In an unusual open letter from a Wall Street analyst to corporate executives, Paul Silverstein, a senior analyst at
BancBoston Robertson Stephens
, criticized Cisco's stance on a proposed change in accounting for acquisitions. Silverstein reacted to an earnings conference call held May 11, in which CEO John Chambers argued that Cisco's expansion plans might be curtailed were pooling-of-interest accounting to be abolished.
Under pooling-of-interest accounting, merging companies simply add the book values of their net assets. Were pooling to be abolished, as the
Financial Accounting Standards Board
has proposed, companies would have to use purchase accounting, in which the acquirer counts goodwill -- the premium paid over the target's fair market value -- against its earnings over time. The result can weigh down the bottom line. FASB expects to issue a final standard and make the change effective in late 2000.
Silverstein challenged Chambers' view that purchase accounting for acquisitions would create a charge to earnings in the eyes of investors. Says Silverstein: Investors are smarter than that.
"I respectfully submit that such a position shows considerable disrespect for the intelligence of your investment constituency; in short, the market -- neither buy- nor sell-side -- is not as simple as you may think," Silverstein wrote in the letter, which was steeped in a conciliatory tone. "We do not penalize companies for the charge -- i.e., we do not include the charges in our earnings model. Like you, we too only are interested in ongoing results."
The letter, dated May 14, was published on
and distributed by email Thursday afternoon to subscribers of
The First Mile
, Robbie Stephens' newsletter about the data communications industry. Silverstein says "several hundred" people subscribe to the newsletter.
Silverstein's letter is "extremely unusual," says Ronny Kraft, CEO of
, which owns shares of Cisco. Silverstein gets "an A for moxie."

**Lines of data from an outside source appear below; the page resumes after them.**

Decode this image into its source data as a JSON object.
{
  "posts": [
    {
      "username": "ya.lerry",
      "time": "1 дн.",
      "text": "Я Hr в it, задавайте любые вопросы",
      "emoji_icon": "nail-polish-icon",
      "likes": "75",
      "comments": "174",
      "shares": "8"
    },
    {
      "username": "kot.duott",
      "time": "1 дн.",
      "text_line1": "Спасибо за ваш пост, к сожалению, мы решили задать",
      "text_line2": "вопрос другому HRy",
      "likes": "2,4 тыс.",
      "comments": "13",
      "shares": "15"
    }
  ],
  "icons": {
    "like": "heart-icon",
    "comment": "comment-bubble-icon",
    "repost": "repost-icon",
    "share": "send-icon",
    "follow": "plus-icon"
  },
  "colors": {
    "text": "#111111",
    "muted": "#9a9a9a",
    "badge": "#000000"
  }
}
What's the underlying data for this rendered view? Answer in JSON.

Public disagreements between equity analysts and the companies they cover are unusual. Investment banks depend on the lucrative fees generated by underwriting stock offerings and advising mergers for these companies. Equally rare is the publication of such a letter in a forum like First Call, a service best known for compiling analysts' estimates and ratings. Research director Chuck Hill says he cannot recall any precedent.

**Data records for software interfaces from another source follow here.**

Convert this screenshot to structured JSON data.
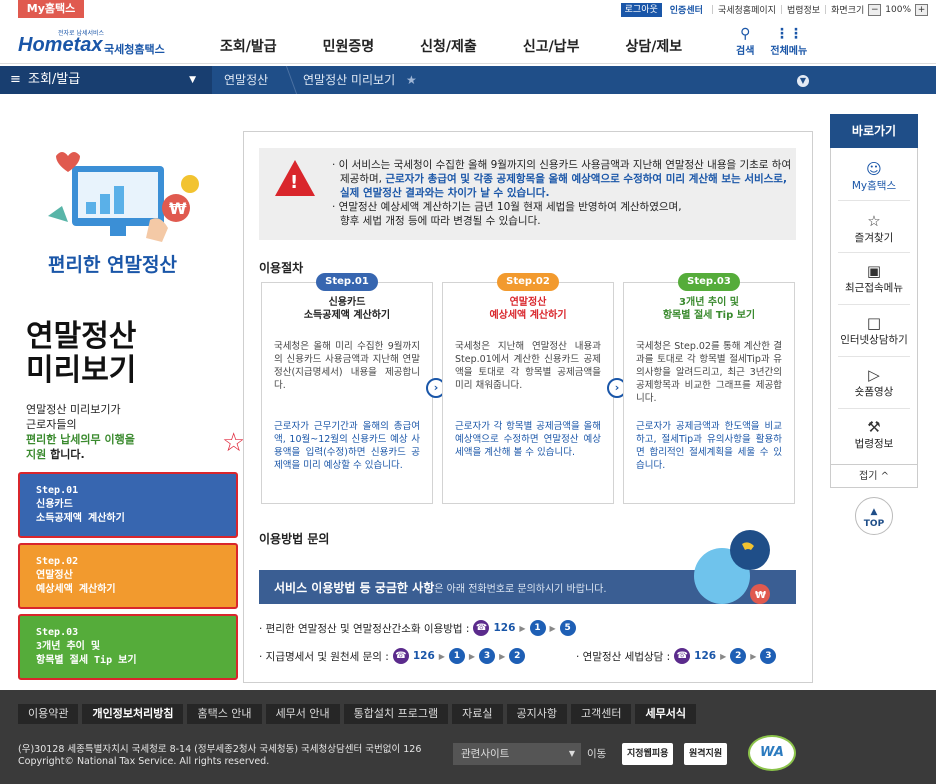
{
  "topbar": {
    "my_tab": "My홈택스",
    "logout": "로그아웃",
    "cert_center": "인증센터",
    "homepage_link": "국세청홈페이지",
    "law_link": "법령정보",
    "screen_size_label": "화면크기",
    "zoom_minus": "−",
    "zoom_value": "100%",
    "zoom_plus": "+"
  },
  "header": {
    "logo_main": "Hometax",
    "logo_tiny": "전자로 납세서비스",
    "logo_sub": "국세청홈택스",
    "nav": [
      "조회/발급",
      "민원증명",
      "신청/제출",
      "신고/납부",
      "상담/제보"
    ],
    "search_label": "검색",
    "allmenu_label": "전체메뉴"
  },
  "breadcrumb": {
    "menu_label": "조회/발급",
    "item1": "연말정산",
    "item2": "연말정산 미리보기",
    "star": "★"
  },
  "left": {
    "tagline": "편리한 연말정산",
    "title_line1": "연말정산",
    "title_line2": "미리보기",
    "desc_line1": "연말정산 미리보기가",
    "desc_line2": "근로자들의",
    "desc_hl1": "편리한 납세의무 이행을",
    "desc_hl2": "지원",
    "desc_end": " 합니다.",
    "steps": [
      {
        "l1": "Step.01",
        "l2": "신용카드",
        "l3": "소득공제액 계산하기"
      },
      {
        "l1": "Step.02",
        "l2": "연말정산",
        "l3": "예상세액 계산하기"
      },
      {
        "l1": "Step.03",
        "l2": "3개년 추이 및",
        "l3": "항목별 절세 Tip 보기"
      }
    ]
  },
  "notice": {
    "line1": "· 이 서비스는 국세청이 수집한 올해 9월까지의 신용카드 사용금액과 지난해 연말정산 내용을 기초로 하여",
    "line2a": "제공하며, ",
    "line2b": "근로자가 총급여 및 각종 공제항목을 올해 예상액으로 수정하여 미리 계산해 보는 서비스로,",
    "line3": "실제 연말정산 결과와는 차이가 날 수 있습니다.",
    "line4": "· 연말정산 예상세액 계산하기는 금년 10월 현재 세법을 반영하여 계산하였으며,",
    "line5": "향후 세법 개정 등에 따라 변경될 수 있습니다."
  },
  "procedure": {
    "title": "이용절차",
    "steps": [
      {
        "pill": "Step.01",
        "head1": "신용카드",
        "head2": "소득공제액 계산하기",
        "body": "국세청은 올해 미리 수집한 9월까지의 신용카드 사용금액과 지난해 연말정산(지급명세서) 내용을 제공합니다.",
        "note": "근로자가 근무기간과 올해의 총급여액, 10월~12월의 신용카드 예상 사용액을 입력(수정)하면 신용카드 공제액을 미리 예상할 수 있습니다."
      },
      {
        "pill": "Step.02",
        "head1": "연말정산",
        "head2": "예상세액 계산하기",
        "body": "국세청은 지난해 연말정산 내용과 Step.01에서 계산한 신용카드 공제액을 토대로 각 항목별 공제금액을 미리 채워줍니다.",
        "note": "근로자가 각 항목별 공제금액을 올해예상액으로 수정하면 연말정산 예상세액을 계산해 볼 수 있습니다."
      },
      {
        "pill": "Step.03",
        "head1": "3개년 추이 및",
        "head2": "항목별 절세 Tip 보기",
        "body": "국세청은 Step.02를 통해 계산한 결과를 토대로 각 항목별 절세Tip과 유의사항을 알려드리고, 최근 3년간의 공제항목과 비교한 그래프를 제공합니다.",
        "note": "근로자가 공제금액과 한도액을 비교하고, 절세Tip과 유의사항을 활용하면 합리적인 절세계획을 세울 수 있습니다."
      }
    ]
  },
  "contact": {
    "title": "이용방법 문의",
    "banner_bold": "서비스 이용방법 등 궁금한 사항",
    "banner_rest": "은 아래 전화번호로 문의하시기 바랍니다.",
    "line1_label": "· 편리한 연말정산 및 연말정산간소화 이용방법 :",
    "line1_num": "126",
    "line1_seq": [
      "1",
      "5"
    ],
    "line2_label": "· 지급명세서 및 원천세 문의 :",
    "line2_num": "126",
    "line2_seq": [
      "1",
      "3",
      "2"
    ],
    "line3_label": "· 연말정산 세법상담 :",
    "line3_num": "126",
    "line3_seq": [
      "2",
      "3"
    ]
  },
  "quick": {
    "title": "바로가기",
    "items": [
      "My홈택스",
      "즐겨찾기",
      "최근접속메뉴",
      "인터넷상담하기",
      "숏폼영상",
      "법령정보"
    ],
    "fold": "접기 ^",
    "top": "TOP"
  },
  "footer": {
    "links": [
      "이용약관",
      "개인정보처리방침",
      "홈택스 안내",
      "세무서 안내",
      "통합설치 프로그램",
      "자료실",
      "공지사항",
      "고객센터",
      "세무서식"
    ],
    "addr1": "(우)30128 세종특별자치시 국세청로 8-14 (정부세종2청사 국세청동) 국세청상담센터 국번없이 126",
    "addr2": "Copyright© National Tax Service. All rights reserved.",
    "related": "관련사이트",
    "go": "이동",
    "badge1": "지정웹피용",
    "badge2": "원격지원",
    "wa": "WA"
  },
  "colors": {
    "primary_blue": "#1f4e88",
    "step1": "#3766b0",
    "step2": "#f29a2e",
    "step3": "#55ac3a",
    "alert_red": "#d9262c"
  }
}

Silverstein doesn't officially cover Cisco. His colleague Paul Johnson rates Cisco a buy, and Silverstein says the two analysts agree on the matter. Robbie Stephens doesn't have an underwriting or M&A advisory relationship with Cisco. Cisco declined to comment on the letter, saying executives are still reviewing it.
Silverstein says his relationship with Cisco is healthy.

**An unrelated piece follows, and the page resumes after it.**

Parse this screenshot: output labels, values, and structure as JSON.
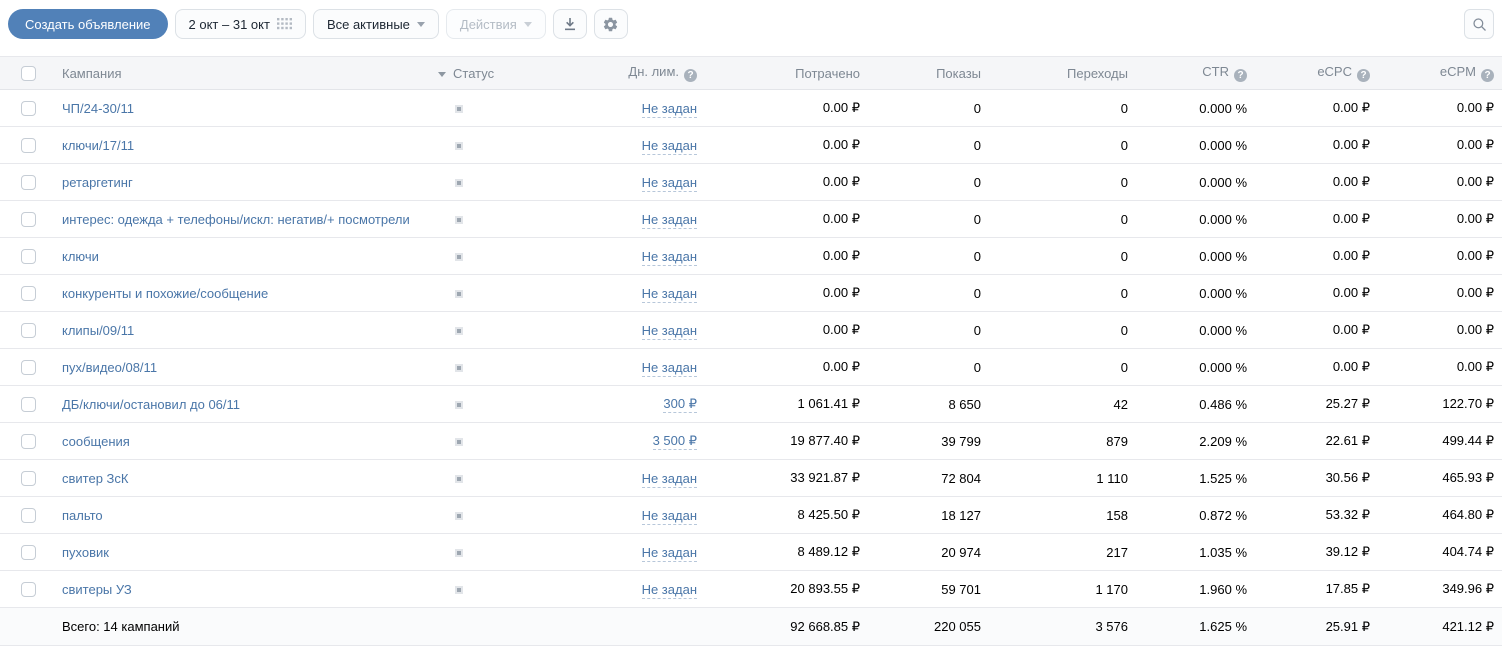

"I think we have enough respect for Cisco that we can" speak frankly on the issue, says Silverstein. "My sentiments were heartfelt on the issue." He adds, "I had a very cordial conversation with Mary Thurber," a Cisco investor relations official, on Thursday.
Like many large tech companies, Cisco considers M&A a primary ingredient in its growth strategy. In April, the San Jose, Calif.-based networking giant
disclosed plans to snap up four companies for stock worth a total of $2.6 billion. Cisco, with a market capitalization of $183 billion, is booking three of the four transactions as poolings.
"There is absolutely no economic difference between the two methods of accounting," Silverstein wrote. Silverstein believes that new bookkeeping standards won't dent Wall Street's high opinion of Cisco.
"These issues are trivial if a company makes a good acquisition," says Kraft with Gotham Capital. Most analysts regard Cisco's track record on acquisitions as strong.
Still, the debate is fresh enough that no consensus has emerged on how to handle purchase accounting. Hill with First Call says he is re-examining how different analysts' earnings models treat Cisco. He worries that analysts are no longer uniformly incorporating the effect of goodwill amortization due to purchases: "Whatever you do, be consistent across the board."
While Silicon Valley is upset about the end of the pooling party, another investment bank agrees with Silverstein that bookkeeping issues don't affect business realities. A recent
Hambrecht & Quist
report predicts that tech companies will escalate their mergers as the deadline approaches and then slow for a while afterward. After that, companies will return to working on growth strategies. "Rational managers will make sure that the 'accounting tail does not wag the strategic dog,'" wrote H&Q Managing Director Paul Cleveland in a public statement.